To preserve existing applications, it will be mandatory to offload packet processing on specific resources. A dedicated front end can be used to do it and can be used to load balance the traffic to different application servers. Another possible solution is to move an existing application to multicore. Performance of an existing x86 application can be significantly improved by using one of the different scenarios described in Figure 6. Cores can be dedicated to packet processing while the remaining cores can provide applications with more processing capabilities. Figure 9 describes a possible architecture to provide a network offloading engine solution for an existing SIP Server based on x86 in scenario 2.
A dedicated front end based on a highly integrated multicore can be put in charge of packet processing. Compared to the LTE architecture, protocols to be handled should be simpler and it can, for instance, manage L2 (VLAN, Link Aggregation), packet reassembly, NAT, and IP QoS to prioritize flows. It can also be used to detect the beginning / end of RTP connections and load balance network traffic to the right SIP server (based on system decision) and maintain connections. Then, the packet processing front end will offload applications from processing data packets. Finally, statistics have to be provided to the system. Fast Path runs on a large number of cores to provide the maximum level of performance while one core is dedicated to Linux and management functions.
The shift to multicore technology to run advanced IP-based applications and services is well underway. Multicore technology has certainly introduced the hardware required for powerful processing demanded by converged telecommunications and enterprise applications running on IP-based architectures. But the new hardware has introduced new embedded networking and software challenges, complexities and design constraints. It is clear the multicore ecosystem is in need of efficient embedded software to truly maximize the performance possible with multicore technology as applications must be able to seamlessly, and with more ease, migrate to multicore. Embedded designers must be able to leverage embedded software that simplifies networking implementations, maximizes software reuse and enables them to create differentiating features more easily while ensuring all these capabilities are portable and add no performance penalties.
It's a daunting task to go it alone. But, the entire ecosystem of multicore technology requires it–from chipset providers to equipment providers. Embedded software specifically designed for multicore is critical to truly leverage the full potential of multicore while minimizing design complexities and costs and allowing everyone to realize faster time to market and time to revenue.
Eric Carmés is founder and CEO of 6WIND. He has more than 15 years' experience in IP standards and architectures and is an expert in current and next generation IP technologies and protocols and multicore.

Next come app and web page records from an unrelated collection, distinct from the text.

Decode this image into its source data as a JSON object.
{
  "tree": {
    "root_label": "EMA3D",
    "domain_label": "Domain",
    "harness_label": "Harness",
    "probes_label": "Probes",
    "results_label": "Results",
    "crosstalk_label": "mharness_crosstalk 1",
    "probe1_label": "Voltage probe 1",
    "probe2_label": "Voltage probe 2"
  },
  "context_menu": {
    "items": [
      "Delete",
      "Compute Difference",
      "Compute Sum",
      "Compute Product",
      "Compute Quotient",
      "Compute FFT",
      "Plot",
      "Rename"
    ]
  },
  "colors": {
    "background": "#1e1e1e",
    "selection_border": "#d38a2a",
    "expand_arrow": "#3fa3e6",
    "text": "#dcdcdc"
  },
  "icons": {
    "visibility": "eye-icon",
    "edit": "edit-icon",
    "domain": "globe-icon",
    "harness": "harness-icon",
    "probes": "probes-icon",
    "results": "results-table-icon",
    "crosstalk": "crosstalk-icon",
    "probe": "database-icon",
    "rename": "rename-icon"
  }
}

Previously, he was head of the Network Department at Thales (previously Thomson-CSF), managing large teams of advanced R&D engineers designing and developing IP network architectures and COTS technologies for stringent military programs. Carmés holds a Master of Science degree from both INSA (French University for Applied Sciences) and ESE (French Electrical Engineering University). He can be contacted by email at firstname.lastname@example.org.